╭──
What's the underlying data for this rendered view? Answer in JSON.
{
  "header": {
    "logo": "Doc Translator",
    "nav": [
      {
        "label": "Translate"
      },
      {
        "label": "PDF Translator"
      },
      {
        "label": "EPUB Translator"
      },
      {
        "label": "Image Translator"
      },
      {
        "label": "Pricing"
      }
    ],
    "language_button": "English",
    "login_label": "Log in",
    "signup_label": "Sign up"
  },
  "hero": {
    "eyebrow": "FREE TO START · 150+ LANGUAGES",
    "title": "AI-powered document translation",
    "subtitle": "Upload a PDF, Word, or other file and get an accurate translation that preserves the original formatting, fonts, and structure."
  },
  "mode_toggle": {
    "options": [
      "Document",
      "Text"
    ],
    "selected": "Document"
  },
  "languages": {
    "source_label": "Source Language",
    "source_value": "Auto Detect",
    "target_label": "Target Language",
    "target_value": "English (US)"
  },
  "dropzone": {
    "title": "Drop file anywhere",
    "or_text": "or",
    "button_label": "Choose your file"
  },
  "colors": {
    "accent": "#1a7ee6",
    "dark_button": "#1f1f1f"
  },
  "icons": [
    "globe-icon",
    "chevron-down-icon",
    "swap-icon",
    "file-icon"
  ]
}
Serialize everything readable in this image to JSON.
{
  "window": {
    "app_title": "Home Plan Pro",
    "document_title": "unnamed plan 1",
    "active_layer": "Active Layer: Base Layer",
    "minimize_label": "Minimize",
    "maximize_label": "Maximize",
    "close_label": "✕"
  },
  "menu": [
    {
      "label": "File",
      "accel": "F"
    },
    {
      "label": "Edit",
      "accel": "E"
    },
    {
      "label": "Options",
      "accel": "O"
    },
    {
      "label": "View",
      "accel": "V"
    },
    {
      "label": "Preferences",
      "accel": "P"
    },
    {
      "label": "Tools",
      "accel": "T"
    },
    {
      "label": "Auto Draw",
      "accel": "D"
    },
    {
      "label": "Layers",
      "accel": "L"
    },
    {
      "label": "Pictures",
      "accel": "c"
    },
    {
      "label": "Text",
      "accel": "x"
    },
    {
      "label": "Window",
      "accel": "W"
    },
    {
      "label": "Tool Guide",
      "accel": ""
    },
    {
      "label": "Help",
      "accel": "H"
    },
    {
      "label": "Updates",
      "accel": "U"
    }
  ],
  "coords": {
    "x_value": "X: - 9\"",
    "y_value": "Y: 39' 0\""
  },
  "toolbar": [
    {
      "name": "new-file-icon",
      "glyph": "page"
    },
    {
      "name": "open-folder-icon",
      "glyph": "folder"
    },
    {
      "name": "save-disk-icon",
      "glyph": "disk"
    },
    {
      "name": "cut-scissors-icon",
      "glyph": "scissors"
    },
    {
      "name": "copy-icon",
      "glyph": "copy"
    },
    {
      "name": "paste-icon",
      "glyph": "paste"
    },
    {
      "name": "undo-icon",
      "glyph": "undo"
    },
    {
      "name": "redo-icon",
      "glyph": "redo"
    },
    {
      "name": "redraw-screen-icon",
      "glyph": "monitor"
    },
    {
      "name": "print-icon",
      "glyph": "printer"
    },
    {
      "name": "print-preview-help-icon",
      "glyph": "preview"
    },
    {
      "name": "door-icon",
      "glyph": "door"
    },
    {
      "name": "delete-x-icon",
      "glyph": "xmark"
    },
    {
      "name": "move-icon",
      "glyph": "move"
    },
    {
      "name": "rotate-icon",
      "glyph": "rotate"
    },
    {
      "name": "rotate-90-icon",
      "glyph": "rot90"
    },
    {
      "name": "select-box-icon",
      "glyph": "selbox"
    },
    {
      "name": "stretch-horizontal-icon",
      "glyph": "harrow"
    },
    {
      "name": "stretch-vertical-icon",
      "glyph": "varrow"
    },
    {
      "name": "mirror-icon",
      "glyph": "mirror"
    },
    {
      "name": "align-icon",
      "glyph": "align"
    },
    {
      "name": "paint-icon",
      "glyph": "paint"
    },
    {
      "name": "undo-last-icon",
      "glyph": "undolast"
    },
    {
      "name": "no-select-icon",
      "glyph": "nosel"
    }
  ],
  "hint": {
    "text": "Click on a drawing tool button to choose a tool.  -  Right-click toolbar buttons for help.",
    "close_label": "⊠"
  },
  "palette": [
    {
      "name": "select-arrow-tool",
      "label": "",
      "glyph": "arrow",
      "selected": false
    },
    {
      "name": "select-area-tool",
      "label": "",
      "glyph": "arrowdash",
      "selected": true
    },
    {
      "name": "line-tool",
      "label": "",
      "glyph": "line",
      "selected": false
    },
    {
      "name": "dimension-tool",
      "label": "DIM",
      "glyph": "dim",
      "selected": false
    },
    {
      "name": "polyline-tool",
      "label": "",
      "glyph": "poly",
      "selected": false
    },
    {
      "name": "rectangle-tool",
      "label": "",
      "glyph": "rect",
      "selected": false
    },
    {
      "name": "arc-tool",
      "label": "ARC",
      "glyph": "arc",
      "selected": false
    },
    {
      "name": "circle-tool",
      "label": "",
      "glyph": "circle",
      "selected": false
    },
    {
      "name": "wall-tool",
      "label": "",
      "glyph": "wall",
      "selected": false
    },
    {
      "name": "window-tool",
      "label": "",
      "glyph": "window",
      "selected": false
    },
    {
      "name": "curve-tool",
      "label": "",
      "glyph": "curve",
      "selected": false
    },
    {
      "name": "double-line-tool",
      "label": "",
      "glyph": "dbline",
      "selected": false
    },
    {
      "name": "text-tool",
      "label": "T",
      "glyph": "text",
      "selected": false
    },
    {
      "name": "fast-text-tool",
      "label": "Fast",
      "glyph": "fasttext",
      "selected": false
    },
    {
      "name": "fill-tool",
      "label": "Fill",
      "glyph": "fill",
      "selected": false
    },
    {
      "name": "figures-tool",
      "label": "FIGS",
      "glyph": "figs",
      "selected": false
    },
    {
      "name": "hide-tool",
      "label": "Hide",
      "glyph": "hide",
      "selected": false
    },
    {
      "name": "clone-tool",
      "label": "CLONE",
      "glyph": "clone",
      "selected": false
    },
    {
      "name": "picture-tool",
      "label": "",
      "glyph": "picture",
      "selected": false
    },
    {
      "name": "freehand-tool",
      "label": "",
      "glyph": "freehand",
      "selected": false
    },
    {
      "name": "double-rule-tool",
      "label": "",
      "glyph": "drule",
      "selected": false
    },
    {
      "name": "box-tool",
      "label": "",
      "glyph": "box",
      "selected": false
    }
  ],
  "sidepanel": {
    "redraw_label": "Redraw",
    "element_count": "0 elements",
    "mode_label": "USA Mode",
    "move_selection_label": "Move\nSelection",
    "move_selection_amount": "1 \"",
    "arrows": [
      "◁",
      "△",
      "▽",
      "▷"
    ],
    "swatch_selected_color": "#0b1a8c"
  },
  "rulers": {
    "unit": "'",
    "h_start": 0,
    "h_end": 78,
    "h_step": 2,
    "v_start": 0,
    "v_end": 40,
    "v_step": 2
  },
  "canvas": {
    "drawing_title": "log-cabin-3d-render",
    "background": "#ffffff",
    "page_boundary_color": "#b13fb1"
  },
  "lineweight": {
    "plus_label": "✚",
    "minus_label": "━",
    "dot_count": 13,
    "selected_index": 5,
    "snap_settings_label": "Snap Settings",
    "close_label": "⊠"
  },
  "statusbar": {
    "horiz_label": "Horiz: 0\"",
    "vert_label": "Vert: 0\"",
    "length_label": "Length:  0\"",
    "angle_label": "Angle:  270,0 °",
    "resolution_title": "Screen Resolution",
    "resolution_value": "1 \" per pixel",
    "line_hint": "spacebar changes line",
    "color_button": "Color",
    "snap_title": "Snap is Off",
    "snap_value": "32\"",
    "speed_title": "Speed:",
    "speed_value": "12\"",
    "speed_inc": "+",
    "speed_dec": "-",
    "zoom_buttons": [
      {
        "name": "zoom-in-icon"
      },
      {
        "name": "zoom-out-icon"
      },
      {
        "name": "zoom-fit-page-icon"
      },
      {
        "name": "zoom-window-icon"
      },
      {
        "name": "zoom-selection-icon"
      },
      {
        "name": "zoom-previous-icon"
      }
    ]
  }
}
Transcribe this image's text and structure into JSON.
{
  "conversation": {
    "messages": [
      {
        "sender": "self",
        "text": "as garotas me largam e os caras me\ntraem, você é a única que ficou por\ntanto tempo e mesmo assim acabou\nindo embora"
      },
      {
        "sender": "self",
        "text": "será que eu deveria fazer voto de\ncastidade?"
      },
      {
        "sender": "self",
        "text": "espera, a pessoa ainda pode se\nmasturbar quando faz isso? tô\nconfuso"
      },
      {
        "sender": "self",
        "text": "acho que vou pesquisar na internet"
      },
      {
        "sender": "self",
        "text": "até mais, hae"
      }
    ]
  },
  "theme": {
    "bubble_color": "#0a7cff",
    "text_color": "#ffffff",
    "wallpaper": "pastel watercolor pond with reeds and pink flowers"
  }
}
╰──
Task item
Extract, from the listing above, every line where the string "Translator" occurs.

Final answer
    "logo": "Doc Translator",
        "label": "PDF Translator"
        "label": "EPUB Translator"
        "label": "Image Translator"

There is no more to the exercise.